Always check with your health care provider to be sure the herbal treatment you select is right for you. High-quality, natural supplements designed to support adrenal function, like my Adrenal Support Formula, can also be useful when beginning the healing process.

4. Keep moving – gently

While vigorous exercise isn’t advisable in the late stages of adrenal fatigue, it’s still important to get up and move. If all you can manage is a walk from upstairs to downstairs a couple of times a day, do that to get yourself started. Then slowly increase your walking time, or begin some gentle weight training. Remember – the point of this isn’t to see how hard you can push, so save the high impact cardio class for after you’ve fully healed.

5. Don’t ignore emotional trauma

Good emotional health is essential to proper adrenal function. If you’re hanging on to old hurts, all that stress lingers in your body. I’ve never met a woman yet who didn’t have some emotional trauma leftover from childhood or past relationships. Take steps to address this trauma, either through self-care practices or with professional help (ideally, with a bit of both).

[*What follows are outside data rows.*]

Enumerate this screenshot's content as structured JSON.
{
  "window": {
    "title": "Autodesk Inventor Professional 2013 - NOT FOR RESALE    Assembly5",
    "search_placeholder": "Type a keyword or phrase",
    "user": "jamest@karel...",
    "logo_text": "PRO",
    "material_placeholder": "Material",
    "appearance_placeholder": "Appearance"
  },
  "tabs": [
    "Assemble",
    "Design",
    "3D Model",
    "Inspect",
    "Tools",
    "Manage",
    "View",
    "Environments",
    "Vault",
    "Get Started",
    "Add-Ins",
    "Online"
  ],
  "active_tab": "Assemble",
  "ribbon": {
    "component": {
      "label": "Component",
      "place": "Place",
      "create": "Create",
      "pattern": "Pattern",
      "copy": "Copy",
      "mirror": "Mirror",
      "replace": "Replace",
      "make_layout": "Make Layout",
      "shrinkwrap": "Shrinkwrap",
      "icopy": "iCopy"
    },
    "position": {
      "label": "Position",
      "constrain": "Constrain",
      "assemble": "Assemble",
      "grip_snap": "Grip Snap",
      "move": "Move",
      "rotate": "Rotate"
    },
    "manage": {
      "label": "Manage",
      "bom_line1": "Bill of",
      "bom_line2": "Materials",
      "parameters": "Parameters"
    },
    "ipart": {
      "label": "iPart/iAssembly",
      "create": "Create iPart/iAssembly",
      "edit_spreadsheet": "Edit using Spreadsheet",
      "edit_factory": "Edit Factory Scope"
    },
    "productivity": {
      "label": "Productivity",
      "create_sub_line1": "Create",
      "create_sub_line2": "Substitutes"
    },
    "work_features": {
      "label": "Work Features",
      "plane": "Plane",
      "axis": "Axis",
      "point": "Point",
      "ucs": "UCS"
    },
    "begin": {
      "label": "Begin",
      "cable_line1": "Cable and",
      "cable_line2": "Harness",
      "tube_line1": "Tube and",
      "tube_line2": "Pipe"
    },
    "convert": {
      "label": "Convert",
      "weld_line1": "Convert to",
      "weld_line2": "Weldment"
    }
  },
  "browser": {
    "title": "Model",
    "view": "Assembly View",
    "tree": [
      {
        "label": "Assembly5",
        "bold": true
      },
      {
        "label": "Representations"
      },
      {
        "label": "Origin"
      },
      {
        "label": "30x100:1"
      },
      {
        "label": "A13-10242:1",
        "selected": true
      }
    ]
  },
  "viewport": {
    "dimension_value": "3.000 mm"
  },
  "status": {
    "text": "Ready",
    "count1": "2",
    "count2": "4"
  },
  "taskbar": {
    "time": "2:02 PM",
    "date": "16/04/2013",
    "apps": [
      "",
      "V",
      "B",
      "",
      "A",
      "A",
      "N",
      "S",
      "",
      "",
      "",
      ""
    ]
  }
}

Know your internal stories, and take some time to determine which are true (“I had a difficult childhood”) and which are not (“I’ll never be good enough”). Try to be present in the moment you are living, not the moments gone by. Practice positivity with a gratitude journal, positive affirmations, or surrounding yourself with positive people. Turn off distressing news when you can. Reach out to help others. And above all, find the joy in your life.

6. Eat to promote adrenal health

I often say food is better than any other medicine. Fresh fruits and vegetables are key to a healthy, balanced diet. Eat at regular intervals to avoid stress on your system, avoid caffeine and sugar when you can, and educate yourself on the best foods for supporting adrenal function.

7. Prioritize quality sleep

Poor sleep is a major stressor on your body. You should strive to get 7-8 hours of sleep every night — more when healing from adrenal dysfunction. Create a restful bedtime routine (one that doesn’t include electronics) to help you relax and prepare for quality sleep. A quick power nap in the middle of the day can really make a difference as well.

Address stress: your adrenal glands will thank you

Sandra is at the beginning of her journey. She has a long way to go, and there’s no way to rush healing. But she’s tried some of the strategies I recommended, and she was happy to report that after just a few weeks she already felt much better. She could get out of bed more easily, and as long as she was careful about not pushing too hard, she could make it all the way to bedtime without a nap.

It wasn’t easy to put herself first in order to heal. She had to do some hard work to set clear boundaries in the household, give herself permission to take time for herself, and spend some time addressing (and releasing) the emotional burden she’d carried for far too long. As difficult as it was, Sandra told me, it was entirely worth it!

Reviewed by Dr. Mark Menolascino, MD